Saved entries
=== Begin Enclosure ===

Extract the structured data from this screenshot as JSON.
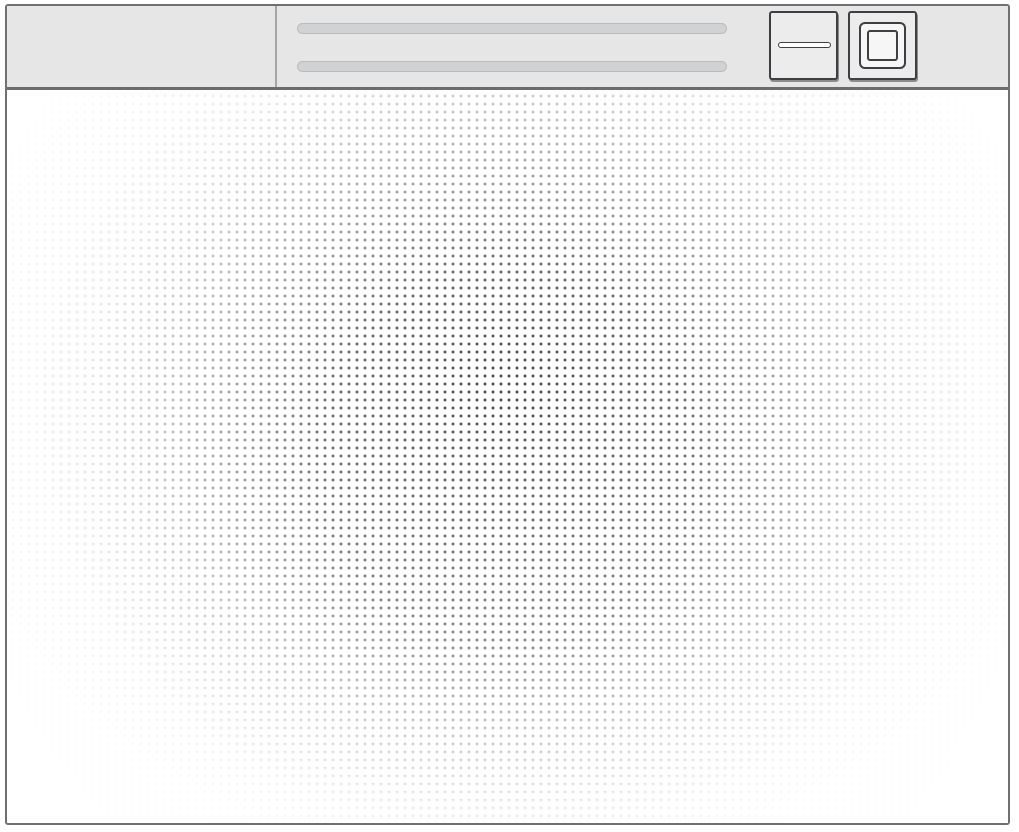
{
  "window": {
    "title_placeholder": "",
    "controls": {
      "minimize_icon": "minimize-icon",
      "maximize_icon": "maximize-icon"
    }
  },
  "colors": {
    "titlebar": "#e6e6e6",
    "border": "#6e7073",
    "dots": "#4a4d52"
  }
}
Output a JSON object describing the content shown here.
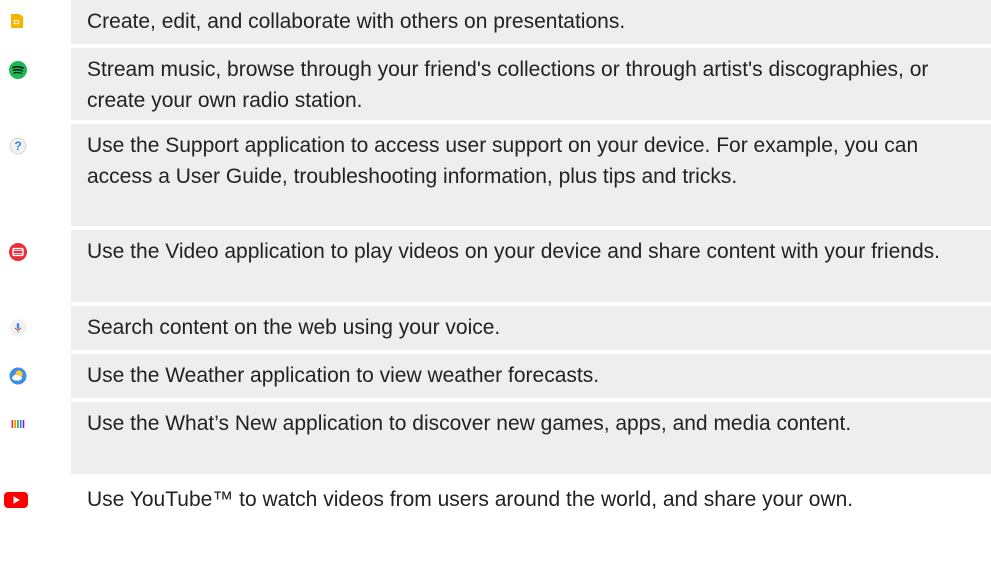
{
  "apps": [
    {
      "icon": "slides-icon",
      "description": "Create, edit, and collaborate with others on presentations."
    },
    {
      "icon": "spotify-icon",
      "description": "Stream music, browse through your friend's collections or through artist's discographies, or create your own radio station."
    },
    {
      "icon": "support-icon",
      "description": "Use the Support application to access user support on your device. For example, you can access a User Guide, troubleshooting information, plus tips and tricks."
    },
    {
      "icon": "video-icon",
      "description": "Use the Video application to play videos on your device and share content with your friends."
    },
    {
      "icon": "voice-search-icon",
      "description": "Search content on the web using your voice."
    },
    {
      "icon": "weather-icon",
      "description": "Use the Weather application to view weather forecasts."
    },
    {
      "icon": "whats-new-icon",
      "description": "Use the What’s New application to discover new games, apps, and media content."
    },
    {
      "icon": "youtube-icon",
      "description": "Use YouTube™ to watch videos from users around the world, and share your own."
    }
  ]
}
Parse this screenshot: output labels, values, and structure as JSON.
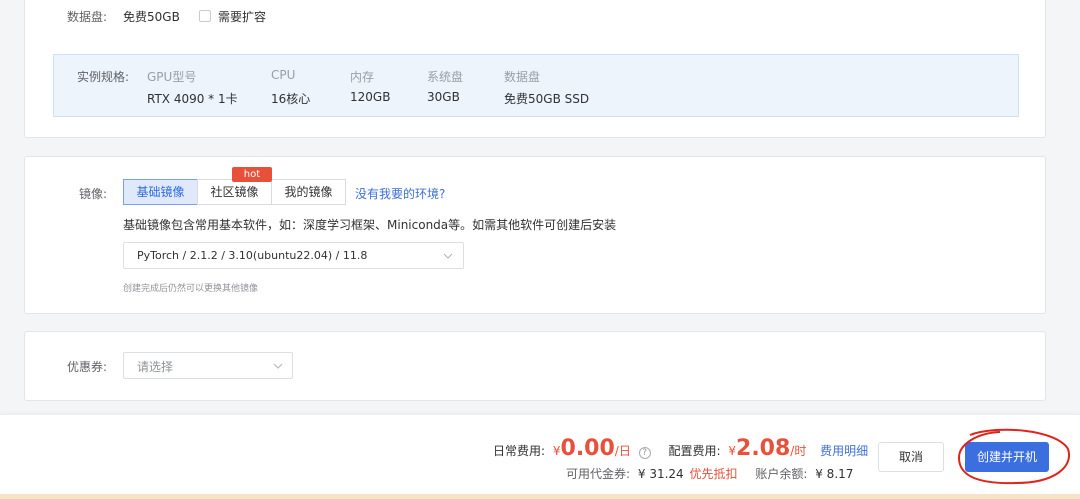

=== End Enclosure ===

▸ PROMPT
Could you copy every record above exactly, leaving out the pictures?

▸ SOLUTION FOR THIS EXERCISE
Extract the structured data from this screenshot as JSON.
{
  "window": {
    "title_placeholder": "",
    "controls": {
      "minimize_icon": "minimize-icon",
      "maximize_icon": "maximize-icon"
    }
  },
  "colors": {
    "titlebar": "#e6e6e6",
    "border": "#6e7073",
    "dots": "#4a4d52"
  }
}
Output a JSON object describing the content shown here.
{
  "apps": [
    {
      "icon": "slides-icon",
      "description": "Create, edit, and collaborate with others on presentations."
    },
    {
      "icon": "spotify-icon",
      "description": "Stream music, browse through your friend's collections or through artist's discographies, or create your own radio station."
    },
    {
      "icon": "support-icon",
      "description": "Use the Support application to access user support on your device. For example, you can access a User Guide, troubleshooting information, plus tips and tricks."
    },
    {
      "icon": "video-icon",
      "description": "Use the Video application to play videos on your device and share content with your friends."
    },
    {
      "icon": "voice-search-icon",
      "description": "Search content on the web using your voice."
    },
    {
      "icon": "weather-icon",
      "description": "Use the Weather application to view weather forecasts."
    },
    {
      "icon": "whats-new-icon",
      "description": "Use the What’s New application to discover new games, apps, and media content."
    },
    {
      "icon": "youtube-icon",
      "description": "Use YouTube™ to watch videos from users around the world, and share your own."
    }
  ]
}
Parse this screenshot: output labels, values, and structure as JSON.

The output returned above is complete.